Tea time in some parts of the world is 4 pm, while in others, tea is simply not a part of the daily schedule. In Kenya, however, any time is a great time for a cup of tea. Most Kenyans will admit to drinking no less than three cups of tea a day.

Tea in the Kenyan Tradition

According to Kenyan tradition, strong friendship ties are forged over a cup of tea. Any visitor to a Kenyan home will be offered a cup of tea, at any time and in any weather. “Any time is tea time,” is a common saying in Kenya. Be warned that refusing the offer can be viewed as an insult to the host, in the absence of an excellent excuse.

Generally the tea offered will be prepared in the traditional style, mixed with plenty of milk and a mix of spices locally known as tea masala. Sometimes the host will mix in sugar as well. Increasingly, many people are cutting sugar from their diets, so it is common for a host to offer tea without sugar and allow each guest to add their own.

Kenyans also meet socially over a cup of tea. Restaurants too offer the Kenyan mixed masala tea, as well as English tea.

How did tea come to be so important to Kenya?

Kenya's Tea Economy

Perhaps the role tea plays in Kenya’s economy explains why it is a popular drink.

In 2009, Kenya became the number one exporter of tea in the world. According to an article in Business Daily newspaper, Kenya’s earnings from tea are expected to surpass Sh75 billion in 2010. According to the Tea Board of Kenya, Kenya’s tea industry exports to over 45 markets around the world and accounts for 22 percent of the world’s tea exports. More than 3 million Kenyan earn a living from tea, directly or indirectly.

Driving through the highlands of Kenya, in areas such as Kericho and Tigoni, it is not uncommon to see acres and acres of beautiful green tea growing in the fields.

Herbal Tea

While black tea is the most popular tea in Kenya, herbal teas are also becoming quite popular among the health conscious. Kenyan stores stock a variety of locally made herbal teas, including Neem, Chamomile, Hibiscus and Wheat Grass teas. This is no surprise, since Kenyan’s love herbal remedies.
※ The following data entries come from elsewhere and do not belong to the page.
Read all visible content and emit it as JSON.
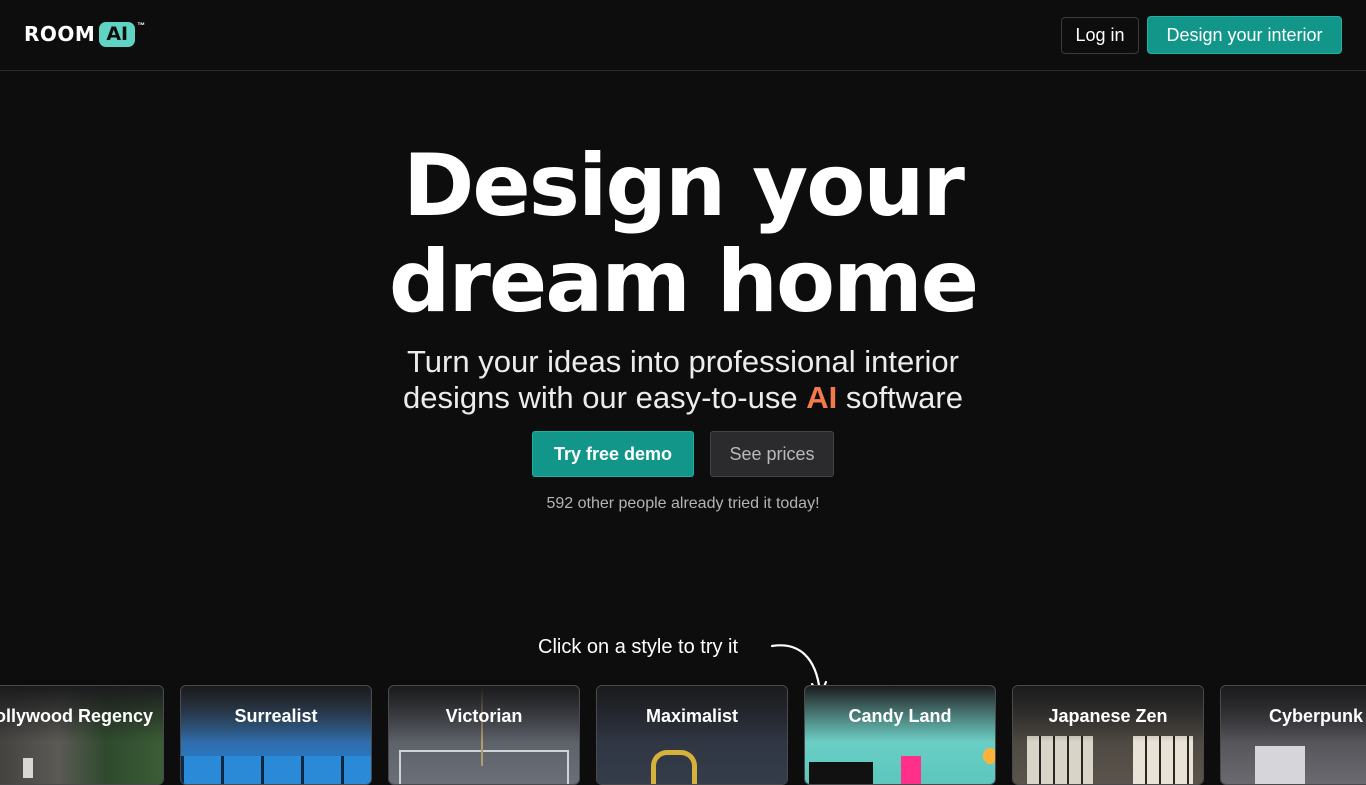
{
  "nav": {
    "logo_word": "ROOM",
    "logo_badge": "AI",
    "logo_tm": "™",
    "login_label": "Log in",
    "design_label": "Design your interior"
  },
  "hero": {
    "title_line1": "Design your",
    "title_line2": "dream home",
    "subtitle_line1": "Turn your ideas into professional interior",
    "subtitle_line2_a": "designs with our easy-to-use",
    "subtitle_line2_ai": "AI",
    "subtitle_line2_b": "software",
    "demo_label": "Try free demo",
    "prices_label": "See prices",
    "social_proof": "592 other people already tried it today!"
  },
  "styles": {
    "hint": "Click on a style to try it",
    "items": [
      {
        "label": "ollywood Regency"
      },
      {
        "label": "Surrealist"
      },
      {
        "label": "Victorian"
      },
      {
        "label": "Maximalist"
      },
      {
        "label": "Candy Land"
      },
      {
        "label": "Japanese Zen"
      },
      {
        "label": "Cyberpunk"
      }
    ]
  },
  "colors": {
    "background": "#0d0d0e",
    "accent_teal": "#13968a",
    "ai_orange": "#f47a4c",
    "logo_badge": "#5fd4c4"
  }
}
However, when it comes to tea, the black variety is by far the most popular.

According to, black, green, white, oolong, red, and herbal teas all contain antioxidants that may reduce the risk of gastric, esophageal, skin and ovarian cancers.
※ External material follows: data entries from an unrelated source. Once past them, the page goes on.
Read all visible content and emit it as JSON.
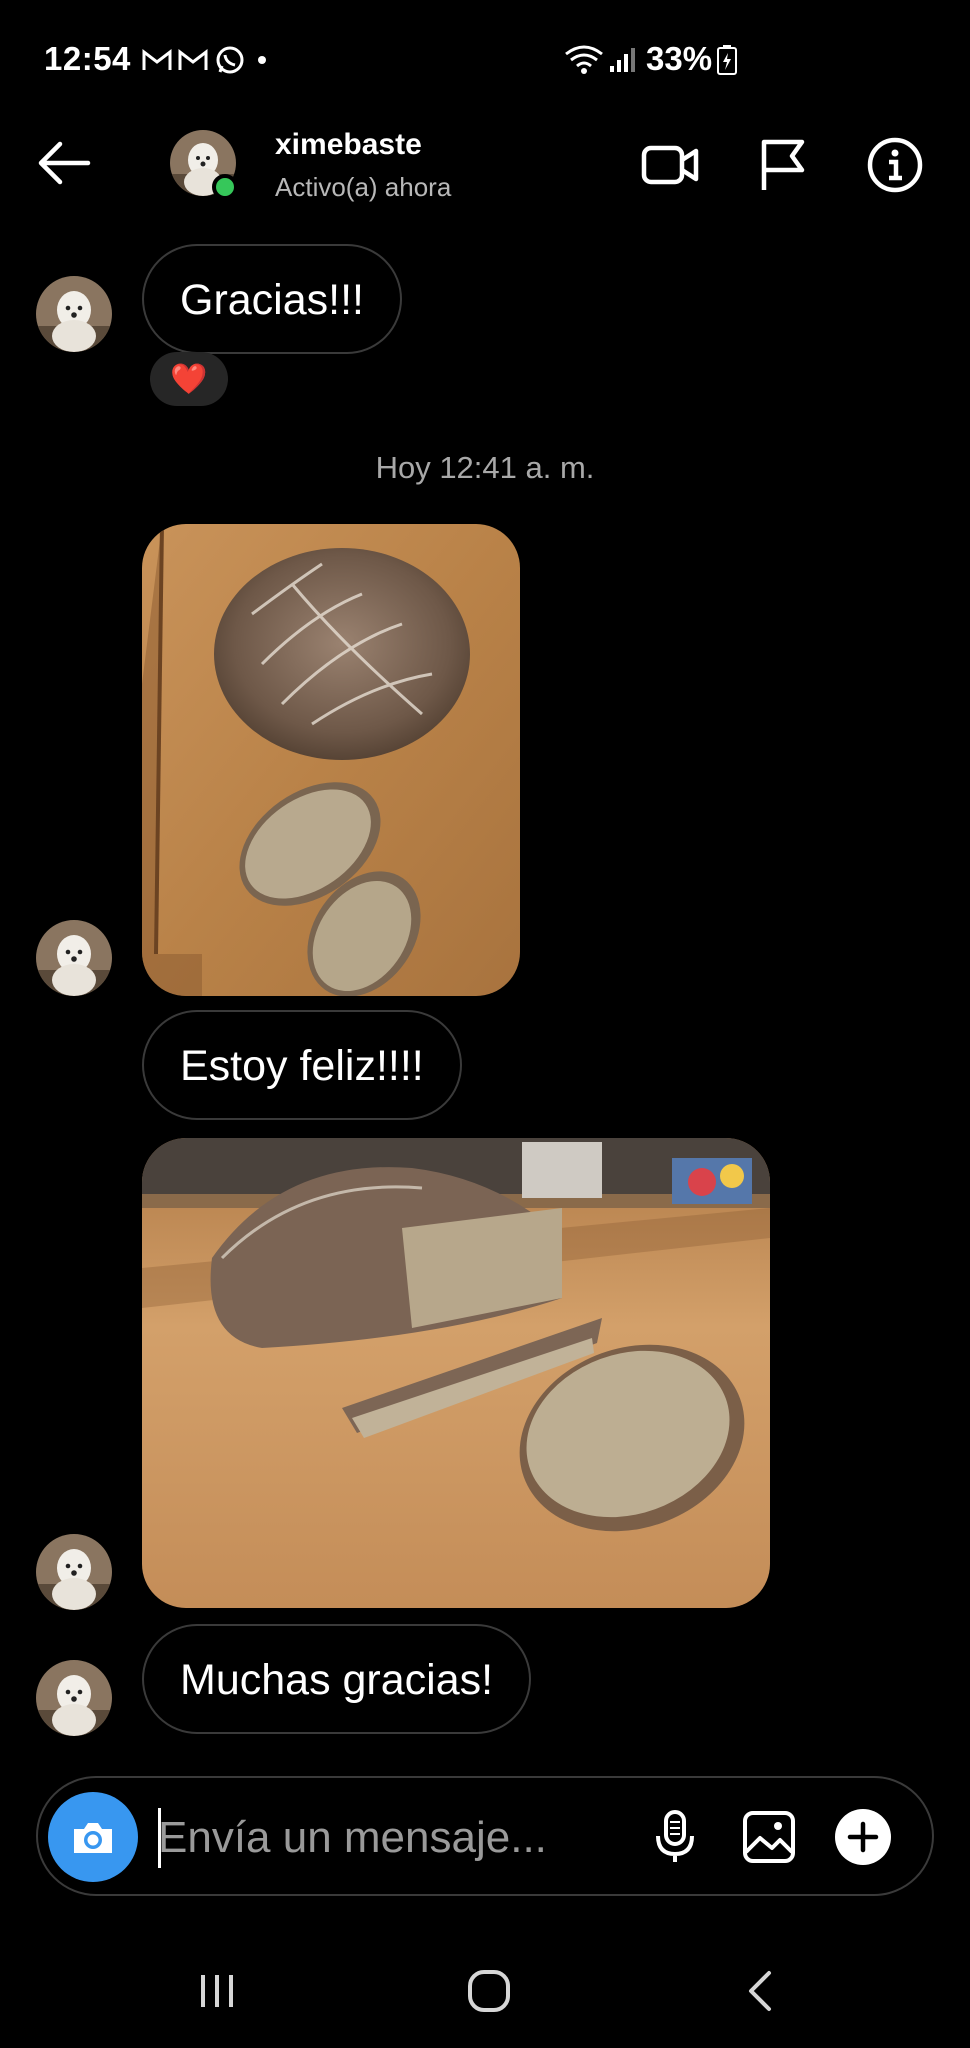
{
  "status_bar": {
    "time": "12:54",
    "battery": "33%",
    "icons": [
      "gmail-icon",
      "gmail-icon",
      "whatsapp-icon",
      "dot-icon",
      "wifi-icon",
      "signal-icon",
      "battery-charging-icon"
    ]
  },
  "header": {
    "username": "ximebaste",
    "activity": "Activo(a) ahora",
    "icons": [
      "back-arrow-icon",
      "video-call-icon",
      "flag-icon",
      "info-icon"
    ]
  },
  "messages": [
    {
      "type": "text",
      "text": "Gracias!!!",
      "reaction": "❤️"
    },
    {
      "type": "timestamp",
      "text": "Hoy 12:41 a. m."
    },
    {
      "type": "image",
      "description": "bread-loaf-top-view"
    },
    {
      "type": "text",
      "text": "Estoy feliz!!!!"
    },
    {
      "type": "image",
      "description": "bread-loaf-side-view"
    },
    {
      "type": "text",
      "text": "Muchas gracias!"
    }
  ],
  "composer": {
    "placeholder": "Envía un mensaje...",
    "value": ""
  },
  "colors": {
    "background": "#000000",
    "accent": "#3897f0",
    "online": "#36c75a",
    "bubble_border": "#3a3a3a"
  }
}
Perhaps the most obvious health benefit of a cup of tea is the opportunity to relax and enjoy a cuppa with friends and family; Kenyans will confirm this much!